Another failure occurs if you try to display the html file by simply double clicking it.

    Adobe Flash Player has stopped a potentially unsafe operation.

The message goes on to tell you how to change your security settings so this warning will not be displayed - don't do that, it will open your machine to attacks from other Flash applications. Since there is no failure when getting the page from the web, my suggestion is to open the html page using a local web server.


Old Methods - fscommand

The old way to access Javascipt was to use fscommand

    fscommand(command:String, args:String = ""):void
    Lets the SWF file communicate with either Flash Player or the program hosting Flash Player, such as a web browser.

However, the AS3 (Flash 9) help says

    If you are publishing for Flash Player 8 or later, the ExternalInterface class provides better functionality for communication between JavaScript and ActionScript ...

Old Methods - JavaScript "SetVariable"

According to Adobe, using Flash 4 it is possible for JavaScript on an html page to change values in a Flash movie. The basic method is

    <script language = "JavaScript"><!--
    function PassFlash(){"text", "hello");

I have not tested this. It seems unlikely that this is useful. For one thing, it does not work with Macintosh. In addition, I don't know how the Flash application will know that there has been a change ... I guess the value could be checked with a timer.

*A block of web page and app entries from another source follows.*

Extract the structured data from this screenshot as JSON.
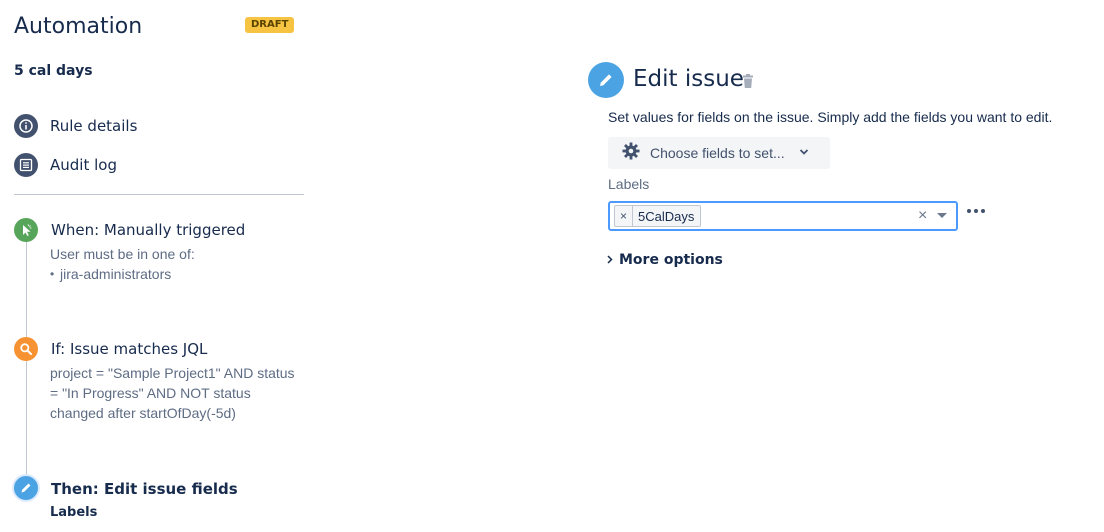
{
  "app": {
    "title": "Automation",
    "badge": "DRAFT"
  },
  "rule": {
    "name": "5 cal days"
  },
  "nav": [
    {
      "label": "Rule details",
      "icon": "info-icon"
    },
    {
      "label": "Audit log",
      "icon": "list-icon"
    }
  ],
  "steps": {
    "trigger": {
      "title": "When: Manually triggered",
      "desc": "User must be in one of:",
      "items": [
        "jira-administrators"
      ],
      "icon": "trigger-icon",
      "color": "#57a55a"
    },
    "condition": {
      "title": "If: Issue matches JQL",
      "desc_lines": [
        "project = \"Sample Project1\" AND status",
        "= \"In Progress\" AND NOT status",
        "changed after startOfDay(-5d)"
      ],
      "icon": "search-icon",
      "color": "#f79232"
    },
    "action": {
      "title": "Then: Edit issue fields",
      "sub": "Labels",
      "icon": "pencil-icon",
      "color": "#4ba3e3"
    }
  },
  "editor": {
    "title": "Edit issue",
    "description": "Set values for fields on the issue. Simply add the fields you want to edit.",
    "choose_fields": "Choose fields to set...",
    "labels_field": "Labels",
    "label_tags": [
      "5CalDays"
    ],
    "more_options": "More options"
  },
  "colors": {
    "accent": "#4c9aff",
    "draft": "#f6c342",
    "trigger": "#57a55a",
    "condition": "#f79232",
    "action": "#4ba3e3"
  }
}
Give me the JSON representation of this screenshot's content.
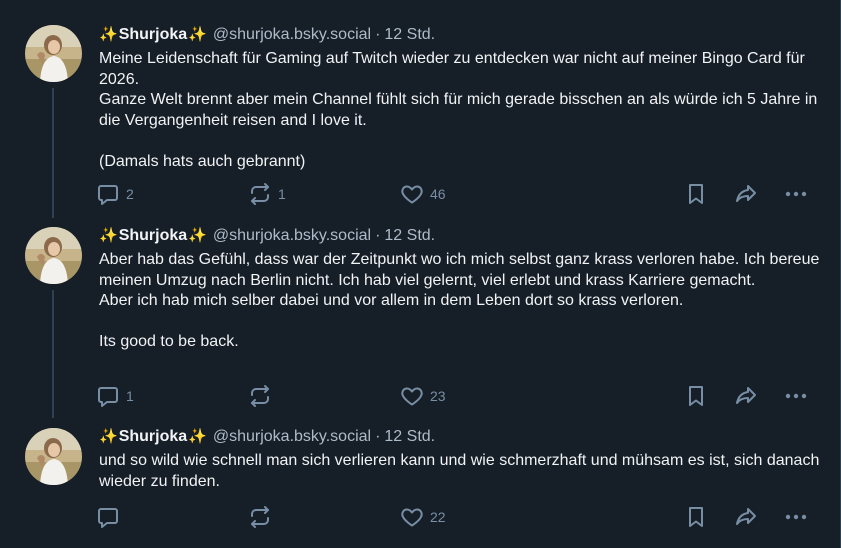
{
  "colors": {
    "background": "#161e27",
    "text": "#f1f3f5",
    "muted": "#aebbc9",
    "icon": "#788ea5",
    "divider": "#2e4052"
  },
  "posts": [
    {
      "sparkle_left": "✨",
      "display_name": "Shurjoka",
      "sparkle_right": "✨",
      "handle": "@shurjoka.bsky.social",
      "separator": "·",
      "time": "12 Std.",
      "lines": [
        "Meine Leidenschaft für Gaming auf Twitch wieder zu entdecken war nicht auf meiner Bingo Card für 2026.",
        "Ganze Welt brennt aber mein Channel fühlt sich für mich gerade bisschen an als würde ich 5 Jahre in die Vergangenheit reisen and I love it.",
        "",
        "(Damals hats auch gebrannt)"
      ],
      "replies": "2",
      "reposts": "1",
      "likes": "46",
      "icons": [
        "reply-icon",
        "repost-icon",
        "like-icon",
        "bookmark-icon",
        "share-icon",
        "more-icon"
      ]
    },
    {
      "sparkle_left": "✨",
      "display_name": "Shurjoka",
      "sparkle_right": "✨",
      "handle": "@shurjoka.bsky.social",
      "separator": "·",
      "time": "12 Std.",
      "lines": [
        "Aber hab das Gefühl, dass war der Zeitpunkt wo ich mich selbst ganz krass verloren habe. Ich bereue meinen Umzug nach Berlin nicht. Ich hab viel gelernt, viel erlebt und krass Karriere gemacht.",
        "Aber ich hab mich selber dabei und vor allem in dem Leben dort so krass verloren.",
        "",
        "Its good to be back."
      ],
      "replies": "1",
      "reposts": "",
      "likes": "23",
      "icons": [
        "reply-icon",
        "repost-icon",
        "like-icon",
        "bookmark-icon",
        "share-icon",
        "more-icon"
      ]
    },
    {
      "sparkle_left": "✨",
      "display_name": "Shurjoka",
      "sparkle_right": "✨",
      "handle": "@shurjoka.bsky.social",
      "separator": "·",
      "time": "12 Std.",
      "lines": [
        "und so wild wie schnell man sich verlieren kann und wie schmerzhaft und mühsam es ist, sich danach wieder zu finden."
      ],
      "replies": "",
      "reposts": "",
      "likes": "22",
      "icons": [
        "reply-icon",
        "repost-icon",
        "like-icon",
        "bookmark-icon",
        "share-icon",
        "more-icon"
      ]
    }
  ]
}
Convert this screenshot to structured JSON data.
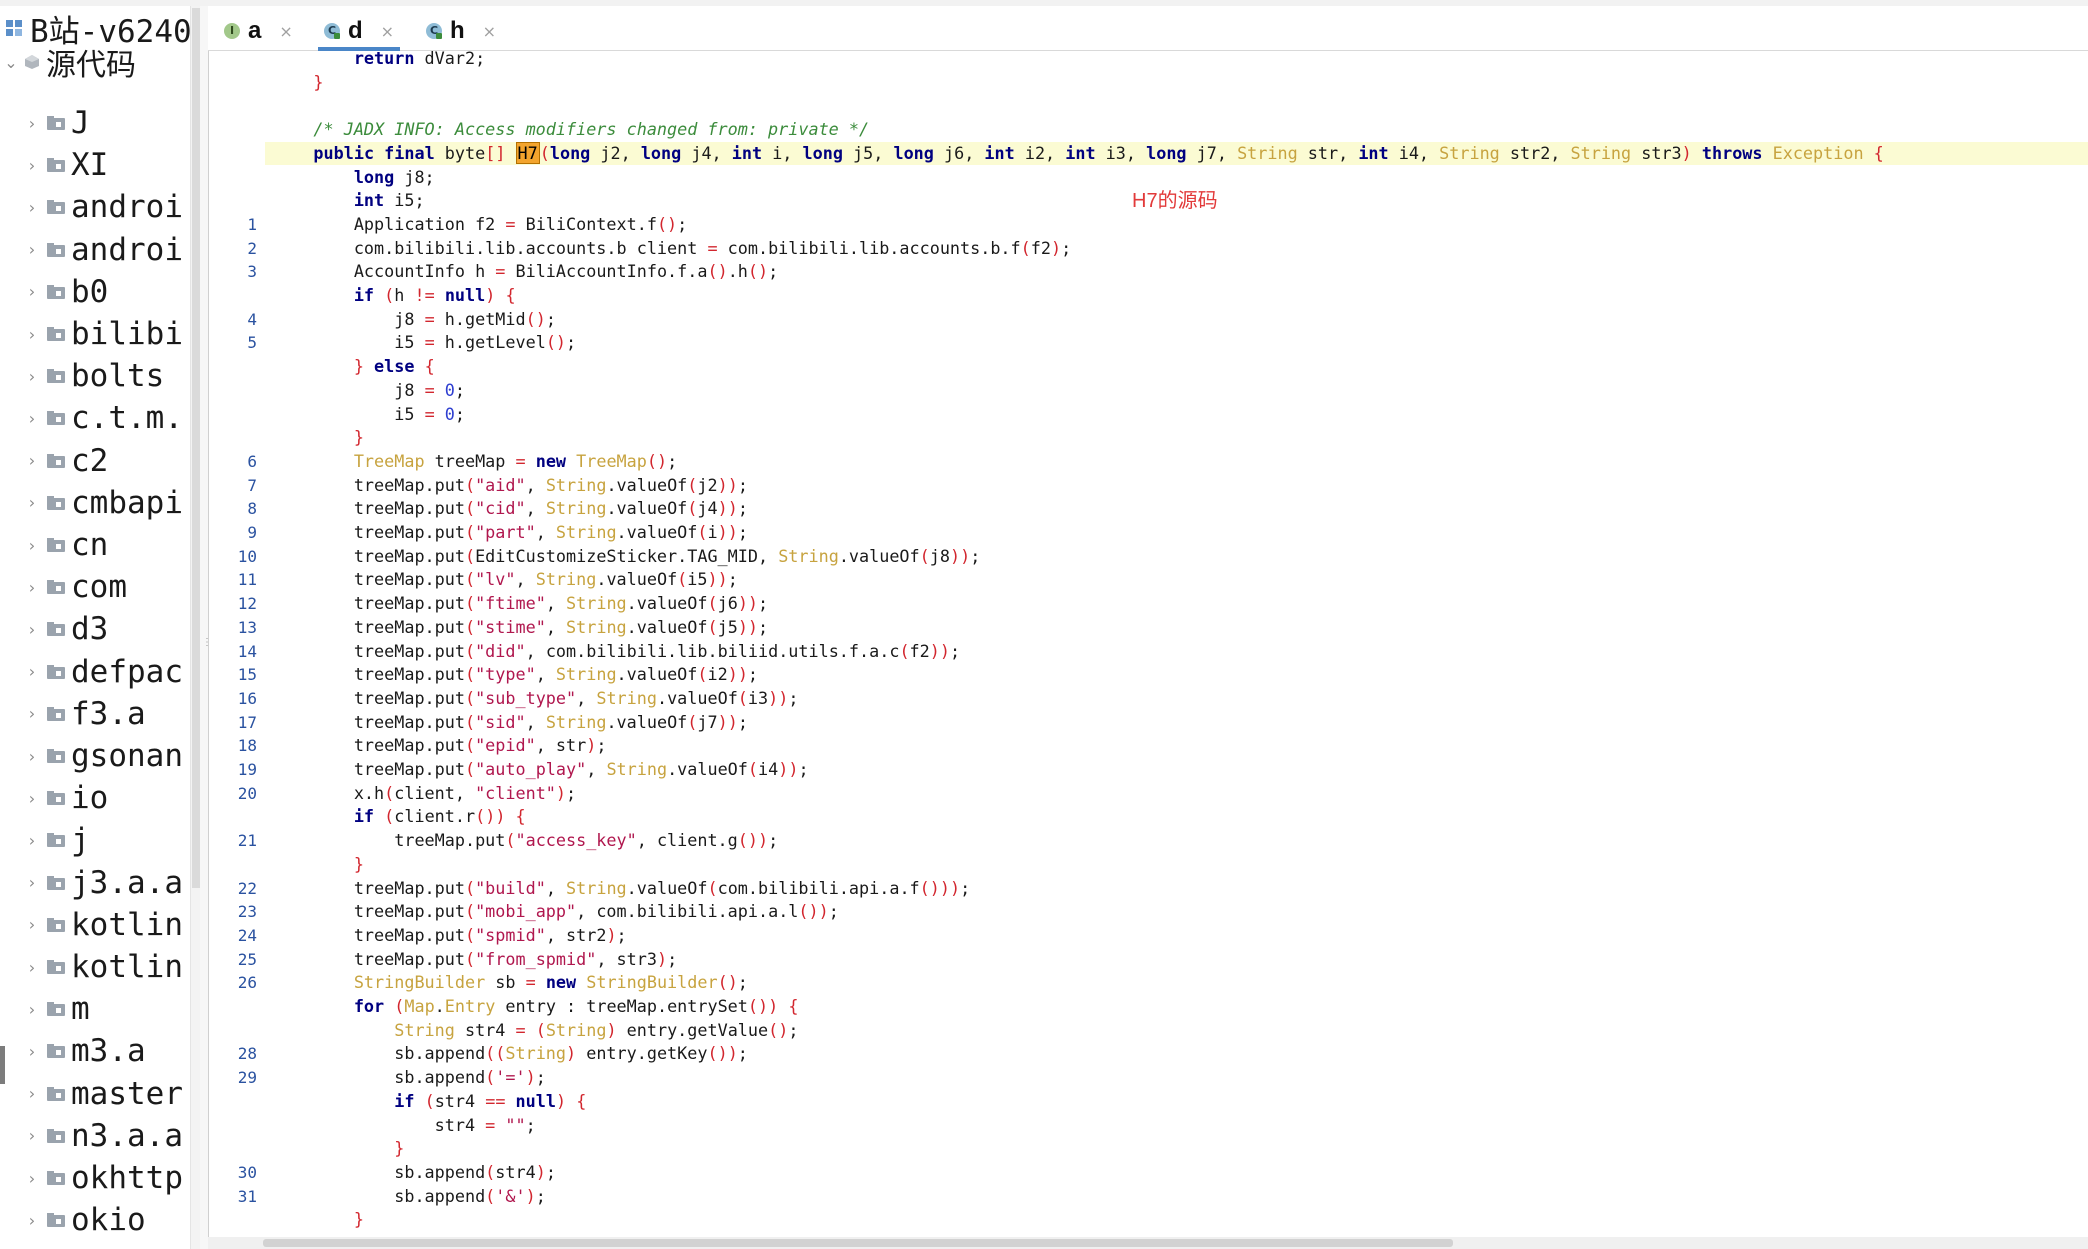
{
  "project": {
    "title": "B站-v6240",
    "root_label": "源代码"
  },
  "tree_items": [
    "J",
    "XI",
    "androi",
    "androi",
    "b0",
    "bilibi",
    "bolts",
    "c.t.m.",
    "c2",
    "cmbapi",
    "cn",
    "com",
    "d3",
    "defpac",
    "f3.a",
    "gsonan",
    "io",
    "j",
    "j3.a.a",
    "kotlin",
    "kotlin",
    "m",
    "m3.a",
    "master",
    "n3.a.a",
    "okhttp",
    "okio"
  ],
  "tabs": [
    {
      "name": "a",
      "icon": "I",
      "kind": "interface",
      "close": "×"
    },
    {
      "name": "d",
      "icon": "C",
      "kind": "class",
      "close": "×",
      "active": true
    },
    {
      "name": "h",
      "icon": "C",
      "kind": "class",
      "close": "×"
    }
  ],
  "annotation": "H7的源码",
  "editor": {
    "line_numbers": [
      "",
      "",
      "",
      "",
      "",
      "",
      "",
      "1",
      "2",
      "3",
      "",
      "4",
      "5",
      "",
      "",
      "",
      "",
      "6",
      "7",
      "8",
      "9",
      "10",
      "11",
      "12",
      "13",
      "14",
      "15",
      "16",
      "17",
      "18",
      "19",
      "20",
      "",
      "21",
      "",
      "22",
      "23",
      "24",
      "25",
      "26",
      "",
      "",
      "28",
      "29",
      "",
      "",
      "",
      "30",
      "31",
      ""
    ],
    "code_lines": [
      "        return dVar2;",
      "    }",
      "",
      "    /* JADX INFO: Access modifiers changed from: private */",
      "    public final byte[] H7(long j2, long j4, int i, long j5, long j6, int i2, int i3, long j7, String str, int i4, String str2, String str3) throws Exception {",
      "        long j8;",
      "        int i5;",
      "        Application f2 = BiliContext.f();",
      "        com.bilibili.lib.accounts.b client = com.bilibili.lib.accounts.b.f(f2);",
      "        AccountInfo h = BiliAccountInfo.f.a().h();",
      "        if (h != null) {",
      "            j8 = h.getMid();",
      "            i5 = h.getLevel();",
      "        } else {",
      "            j8 = 0;",
      "            i5 = 0;",
      "        }",
      "        TreeMap treeMap = new TreeMap();",
      "        treeMap.put(\"aid\", String.valueOf(j2));",
      "        treeMap.put(\"cid\", String.valueOf(j4));",
      "        treeMap.put(\"part\", String.valueOf(i));",
      "        treeMap.put(EditCustomizeSticker.TAG_MID, String.valueOf(j8));",
      "        treeMap.put(\"lv\", String.valueOf(i5));",
      "        treeMap.put(\"ftime\", String.valueOf(j6));",
      "        treeMap.put(\"stime\", String.valueOf(j5));",
      "        treeMap.put(\"did\", com.bilibili.lib.biliid.utils.f.a.c(f2));",
      "        treeMap.put(\"type\", String.valueOf(i2));",
      "        treeMap.put(\"sub_type\", String.valueOf(i3));",
      "        treeMap.put(\"sid\", String.valueOf(j7));",
      "        treeMap.put(\"epid\", str);",
      "        treeMap.put(\"auto_play\", String.valueOf(i4));",
      "        x.h(client, \"client\");",
      "        if (client.r()) {",
      "            treeMap.put(\"access_key\", client.g());",
      "        }",
      "        treeMap.put(\"build\", String.valueOf(com.bilibili.api.a.f()));",
      "        treeMap.put(\"mobi_app\", com.bilibili.api.a.l());",
      "        treeMap.put(\"spmid\", str2);",
      "        treeMap.put(\"from_spmid\", str3);",
      "        StringBuilder sb = new StringBuilder();",
      "        for (Map.Entry entry : treeMap.entrySet()) {",
      "            String str4 = (String) entry.getValue();",
      "            sb.append((String) entry.getKey());",
      "            sb.append('=');",
      "            if (str4 == null) {",
      "                str4 = \"\";",
      "            }",
      "            sb.append(str4);",
      "            sb.append('&');",
      "        }"
    ]
  },
  "colors": {
    "keyword": "#000080",
    "type": "#c7a33f",
    "string": "#b0174e",
    "number": "#2f3fd0",
    "comment": "#3c8c3c",
    "brace": "#d2262e",
    "highlight_line": "#fbfbd3",
    "annotation": "#e23a3a",
    "line_number": "#2a52a0"
  }
}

Also, if you called a JavaScript function, it could set multiple Flash variables before returning.

Multiple Flash Applications

When 2 or more Flash applications are running on the same computer, they can communicate using the LocalConnection class.

These applications can be in the same web page, or not. This technique can be used to develop popup windows to change parameters.

Author: Robert Clemenzi -


Yorumunuzu Ekleyin